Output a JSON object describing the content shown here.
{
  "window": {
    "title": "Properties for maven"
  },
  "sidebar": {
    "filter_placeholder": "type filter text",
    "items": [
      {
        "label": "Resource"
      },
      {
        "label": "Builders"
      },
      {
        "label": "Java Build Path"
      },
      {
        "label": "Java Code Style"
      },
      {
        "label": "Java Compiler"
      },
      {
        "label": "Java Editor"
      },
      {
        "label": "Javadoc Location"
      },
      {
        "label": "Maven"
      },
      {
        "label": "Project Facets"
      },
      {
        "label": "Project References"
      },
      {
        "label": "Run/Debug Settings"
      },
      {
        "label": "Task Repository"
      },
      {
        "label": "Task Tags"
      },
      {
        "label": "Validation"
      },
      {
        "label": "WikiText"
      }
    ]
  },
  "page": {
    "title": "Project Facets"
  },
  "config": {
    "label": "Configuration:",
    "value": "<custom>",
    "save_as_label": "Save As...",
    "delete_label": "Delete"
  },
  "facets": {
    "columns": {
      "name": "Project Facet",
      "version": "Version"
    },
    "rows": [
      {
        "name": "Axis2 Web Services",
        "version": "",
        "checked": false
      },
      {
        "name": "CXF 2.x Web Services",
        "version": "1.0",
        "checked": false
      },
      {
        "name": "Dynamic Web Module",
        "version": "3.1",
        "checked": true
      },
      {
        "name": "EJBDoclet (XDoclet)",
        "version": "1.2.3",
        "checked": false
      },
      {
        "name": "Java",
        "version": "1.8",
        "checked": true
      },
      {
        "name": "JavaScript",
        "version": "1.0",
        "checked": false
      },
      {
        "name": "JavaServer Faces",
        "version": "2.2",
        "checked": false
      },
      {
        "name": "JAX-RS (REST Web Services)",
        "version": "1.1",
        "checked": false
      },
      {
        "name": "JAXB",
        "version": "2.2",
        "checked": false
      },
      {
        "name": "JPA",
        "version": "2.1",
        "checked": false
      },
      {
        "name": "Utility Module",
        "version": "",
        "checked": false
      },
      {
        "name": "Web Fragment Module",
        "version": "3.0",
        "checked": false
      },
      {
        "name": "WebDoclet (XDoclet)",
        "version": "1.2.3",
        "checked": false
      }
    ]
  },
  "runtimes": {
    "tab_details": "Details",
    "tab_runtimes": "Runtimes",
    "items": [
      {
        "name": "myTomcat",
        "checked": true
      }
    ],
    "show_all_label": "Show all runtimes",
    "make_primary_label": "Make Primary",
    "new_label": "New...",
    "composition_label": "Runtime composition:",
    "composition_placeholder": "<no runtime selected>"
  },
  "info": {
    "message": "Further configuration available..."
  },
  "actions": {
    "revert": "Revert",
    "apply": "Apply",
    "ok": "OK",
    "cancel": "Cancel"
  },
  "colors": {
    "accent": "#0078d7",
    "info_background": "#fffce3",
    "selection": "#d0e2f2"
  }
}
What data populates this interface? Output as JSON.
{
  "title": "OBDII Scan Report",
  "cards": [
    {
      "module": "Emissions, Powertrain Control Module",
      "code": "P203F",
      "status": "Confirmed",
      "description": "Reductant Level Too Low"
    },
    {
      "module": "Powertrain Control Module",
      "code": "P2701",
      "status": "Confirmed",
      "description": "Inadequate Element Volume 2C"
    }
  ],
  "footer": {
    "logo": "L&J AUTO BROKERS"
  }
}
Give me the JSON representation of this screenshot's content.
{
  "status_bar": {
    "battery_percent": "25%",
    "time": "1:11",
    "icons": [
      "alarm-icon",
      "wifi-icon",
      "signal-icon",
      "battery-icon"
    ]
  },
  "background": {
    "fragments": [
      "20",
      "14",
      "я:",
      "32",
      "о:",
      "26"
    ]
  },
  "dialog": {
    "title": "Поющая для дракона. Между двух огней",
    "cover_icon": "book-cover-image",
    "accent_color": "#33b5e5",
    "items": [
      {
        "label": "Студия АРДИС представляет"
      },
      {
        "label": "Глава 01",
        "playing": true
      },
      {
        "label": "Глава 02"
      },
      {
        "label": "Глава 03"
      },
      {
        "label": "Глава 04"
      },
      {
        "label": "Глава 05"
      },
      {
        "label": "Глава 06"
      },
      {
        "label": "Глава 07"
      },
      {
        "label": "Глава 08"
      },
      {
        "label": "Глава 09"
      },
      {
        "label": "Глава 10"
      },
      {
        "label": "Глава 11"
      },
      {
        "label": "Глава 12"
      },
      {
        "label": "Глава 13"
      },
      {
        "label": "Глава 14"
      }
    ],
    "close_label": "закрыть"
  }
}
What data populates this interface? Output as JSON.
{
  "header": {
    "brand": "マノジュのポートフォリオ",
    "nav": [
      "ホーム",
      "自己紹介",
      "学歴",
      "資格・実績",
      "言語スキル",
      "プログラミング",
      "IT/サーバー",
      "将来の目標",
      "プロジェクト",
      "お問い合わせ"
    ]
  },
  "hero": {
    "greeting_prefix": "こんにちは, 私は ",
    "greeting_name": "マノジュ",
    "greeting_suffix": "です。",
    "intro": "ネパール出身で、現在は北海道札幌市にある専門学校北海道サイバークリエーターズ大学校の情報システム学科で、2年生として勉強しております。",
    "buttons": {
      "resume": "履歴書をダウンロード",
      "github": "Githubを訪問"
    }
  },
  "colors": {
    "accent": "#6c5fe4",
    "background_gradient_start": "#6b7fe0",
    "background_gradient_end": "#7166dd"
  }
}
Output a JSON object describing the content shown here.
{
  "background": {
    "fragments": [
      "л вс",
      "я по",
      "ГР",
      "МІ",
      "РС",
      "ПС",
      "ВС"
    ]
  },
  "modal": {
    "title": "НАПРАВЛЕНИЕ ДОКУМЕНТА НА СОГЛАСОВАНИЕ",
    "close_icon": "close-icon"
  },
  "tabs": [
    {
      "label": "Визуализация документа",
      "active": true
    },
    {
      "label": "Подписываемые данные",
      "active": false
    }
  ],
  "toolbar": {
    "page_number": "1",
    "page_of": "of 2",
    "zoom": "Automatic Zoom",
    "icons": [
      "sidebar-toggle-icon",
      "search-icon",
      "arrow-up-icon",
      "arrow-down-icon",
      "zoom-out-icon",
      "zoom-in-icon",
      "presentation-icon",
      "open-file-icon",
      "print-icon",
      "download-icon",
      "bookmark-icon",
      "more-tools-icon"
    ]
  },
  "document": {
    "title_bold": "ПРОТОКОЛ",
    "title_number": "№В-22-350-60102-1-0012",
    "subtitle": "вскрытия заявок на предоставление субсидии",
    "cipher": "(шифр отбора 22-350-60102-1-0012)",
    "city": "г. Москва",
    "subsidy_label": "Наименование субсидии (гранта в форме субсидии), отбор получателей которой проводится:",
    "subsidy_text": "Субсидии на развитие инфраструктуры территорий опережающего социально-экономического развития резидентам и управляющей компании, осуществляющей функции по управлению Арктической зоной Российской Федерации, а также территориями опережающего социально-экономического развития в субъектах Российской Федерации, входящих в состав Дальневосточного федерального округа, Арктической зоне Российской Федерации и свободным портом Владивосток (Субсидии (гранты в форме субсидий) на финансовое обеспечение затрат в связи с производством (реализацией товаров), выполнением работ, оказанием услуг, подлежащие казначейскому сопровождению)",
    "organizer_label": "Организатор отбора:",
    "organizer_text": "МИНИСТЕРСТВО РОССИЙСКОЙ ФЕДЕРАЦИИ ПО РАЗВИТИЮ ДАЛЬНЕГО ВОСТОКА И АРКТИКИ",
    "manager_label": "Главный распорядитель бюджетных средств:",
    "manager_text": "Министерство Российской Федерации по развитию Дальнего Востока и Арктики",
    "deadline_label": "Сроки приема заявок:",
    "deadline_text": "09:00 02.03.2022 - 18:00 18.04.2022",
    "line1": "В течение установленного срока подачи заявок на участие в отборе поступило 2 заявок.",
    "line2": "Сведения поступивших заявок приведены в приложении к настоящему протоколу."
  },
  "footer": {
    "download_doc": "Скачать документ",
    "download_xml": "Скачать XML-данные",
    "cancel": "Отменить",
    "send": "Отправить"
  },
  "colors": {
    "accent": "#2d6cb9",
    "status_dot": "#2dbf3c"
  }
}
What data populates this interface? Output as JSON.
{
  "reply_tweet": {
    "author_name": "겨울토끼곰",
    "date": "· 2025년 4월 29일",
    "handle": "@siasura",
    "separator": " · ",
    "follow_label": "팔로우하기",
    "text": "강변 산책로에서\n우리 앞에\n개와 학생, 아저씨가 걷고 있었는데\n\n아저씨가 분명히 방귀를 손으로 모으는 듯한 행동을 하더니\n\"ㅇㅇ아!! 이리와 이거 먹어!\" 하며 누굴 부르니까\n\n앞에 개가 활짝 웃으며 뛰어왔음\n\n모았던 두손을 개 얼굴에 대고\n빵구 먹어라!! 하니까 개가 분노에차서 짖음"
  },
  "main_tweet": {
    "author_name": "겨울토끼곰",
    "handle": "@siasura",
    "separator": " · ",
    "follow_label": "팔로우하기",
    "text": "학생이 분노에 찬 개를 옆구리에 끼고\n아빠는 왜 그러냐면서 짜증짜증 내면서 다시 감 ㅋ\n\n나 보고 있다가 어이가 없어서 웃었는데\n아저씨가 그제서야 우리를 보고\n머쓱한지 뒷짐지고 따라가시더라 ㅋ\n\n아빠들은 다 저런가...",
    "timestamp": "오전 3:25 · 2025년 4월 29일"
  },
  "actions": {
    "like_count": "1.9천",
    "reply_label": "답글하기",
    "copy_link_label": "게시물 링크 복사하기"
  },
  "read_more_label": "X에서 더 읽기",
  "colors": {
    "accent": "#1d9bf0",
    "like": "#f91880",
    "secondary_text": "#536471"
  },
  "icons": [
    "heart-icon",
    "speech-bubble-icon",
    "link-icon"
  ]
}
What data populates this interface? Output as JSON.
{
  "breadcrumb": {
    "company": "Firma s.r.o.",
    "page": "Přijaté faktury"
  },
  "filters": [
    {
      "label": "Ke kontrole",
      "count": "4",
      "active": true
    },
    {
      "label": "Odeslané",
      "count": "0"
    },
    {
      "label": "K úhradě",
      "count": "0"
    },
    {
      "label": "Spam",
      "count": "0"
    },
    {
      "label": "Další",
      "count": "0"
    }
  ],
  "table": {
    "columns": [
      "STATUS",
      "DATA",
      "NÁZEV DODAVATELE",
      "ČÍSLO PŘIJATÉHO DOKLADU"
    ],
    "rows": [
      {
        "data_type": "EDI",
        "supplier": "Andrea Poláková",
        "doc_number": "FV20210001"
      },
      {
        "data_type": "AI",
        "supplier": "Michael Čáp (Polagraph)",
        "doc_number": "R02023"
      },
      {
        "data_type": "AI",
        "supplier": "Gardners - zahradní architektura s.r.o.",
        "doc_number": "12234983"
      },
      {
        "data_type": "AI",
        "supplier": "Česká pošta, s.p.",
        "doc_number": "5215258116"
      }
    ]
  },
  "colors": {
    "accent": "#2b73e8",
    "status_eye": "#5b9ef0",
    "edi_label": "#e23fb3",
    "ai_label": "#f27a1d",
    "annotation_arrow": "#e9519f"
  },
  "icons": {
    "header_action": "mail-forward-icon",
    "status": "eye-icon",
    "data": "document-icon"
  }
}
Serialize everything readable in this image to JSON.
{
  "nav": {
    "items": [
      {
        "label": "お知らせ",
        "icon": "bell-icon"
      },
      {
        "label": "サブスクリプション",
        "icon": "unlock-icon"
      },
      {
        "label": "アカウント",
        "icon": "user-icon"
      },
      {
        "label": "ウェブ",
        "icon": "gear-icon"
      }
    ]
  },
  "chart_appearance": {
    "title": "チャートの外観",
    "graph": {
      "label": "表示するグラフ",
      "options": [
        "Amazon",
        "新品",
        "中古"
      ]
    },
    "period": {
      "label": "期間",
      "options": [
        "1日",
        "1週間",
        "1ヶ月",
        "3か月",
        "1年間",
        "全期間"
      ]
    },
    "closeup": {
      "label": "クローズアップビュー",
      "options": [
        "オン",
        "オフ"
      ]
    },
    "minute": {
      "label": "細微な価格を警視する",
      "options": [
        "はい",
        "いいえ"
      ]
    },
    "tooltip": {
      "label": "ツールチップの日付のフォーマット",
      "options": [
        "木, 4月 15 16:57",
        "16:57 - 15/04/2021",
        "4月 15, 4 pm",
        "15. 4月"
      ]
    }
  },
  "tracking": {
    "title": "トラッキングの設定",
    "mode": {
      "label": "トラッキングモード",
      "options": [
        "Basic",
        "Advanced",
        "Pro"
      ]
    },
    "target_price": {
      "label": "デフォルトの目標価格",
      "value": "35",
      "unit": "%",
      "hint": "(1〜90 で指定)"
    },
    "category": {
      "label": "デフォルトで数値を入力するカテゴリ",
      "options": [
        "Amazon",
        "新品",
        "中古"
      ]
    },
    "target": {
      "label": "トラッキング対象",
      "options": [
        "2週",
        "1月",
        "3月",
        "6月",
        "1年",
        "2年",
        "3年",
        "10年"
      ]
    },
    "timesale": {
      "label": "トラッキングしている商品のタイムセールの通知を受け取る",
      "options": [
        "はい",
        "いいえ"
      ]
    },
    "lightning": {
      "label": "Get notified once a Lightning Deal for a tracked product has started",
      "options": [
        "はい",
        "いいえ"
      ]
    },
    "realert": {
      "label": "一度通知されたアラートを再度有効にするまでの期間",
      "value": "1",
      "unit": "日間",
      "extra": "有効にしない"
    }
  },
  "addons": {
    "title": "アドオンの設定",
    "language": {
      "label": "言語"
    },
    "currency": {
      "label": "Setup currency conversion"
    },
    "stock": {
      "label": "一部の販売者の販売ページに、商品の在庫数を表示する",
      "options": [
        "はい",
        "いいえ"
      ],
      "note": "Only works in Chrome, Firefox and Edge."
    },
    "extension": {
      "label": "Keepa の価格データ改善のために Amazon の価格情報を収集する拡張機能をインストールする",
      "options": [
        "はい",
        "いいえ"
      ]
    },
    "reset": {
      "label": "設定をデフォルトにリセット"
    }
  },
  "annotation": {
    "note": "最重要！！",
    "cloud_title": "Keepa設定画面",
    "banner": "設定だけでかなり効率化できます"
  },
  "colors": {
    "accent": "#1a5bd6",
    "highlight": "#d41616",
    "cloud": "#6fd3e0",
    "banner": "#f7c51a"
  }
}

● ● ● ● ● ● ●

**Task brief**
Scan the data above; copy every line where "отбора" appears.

**Answer space**
    "cipher": "(шифр отбора 22-350-60102-1-0012)",
    "organizer_label": "Организатор отбора:",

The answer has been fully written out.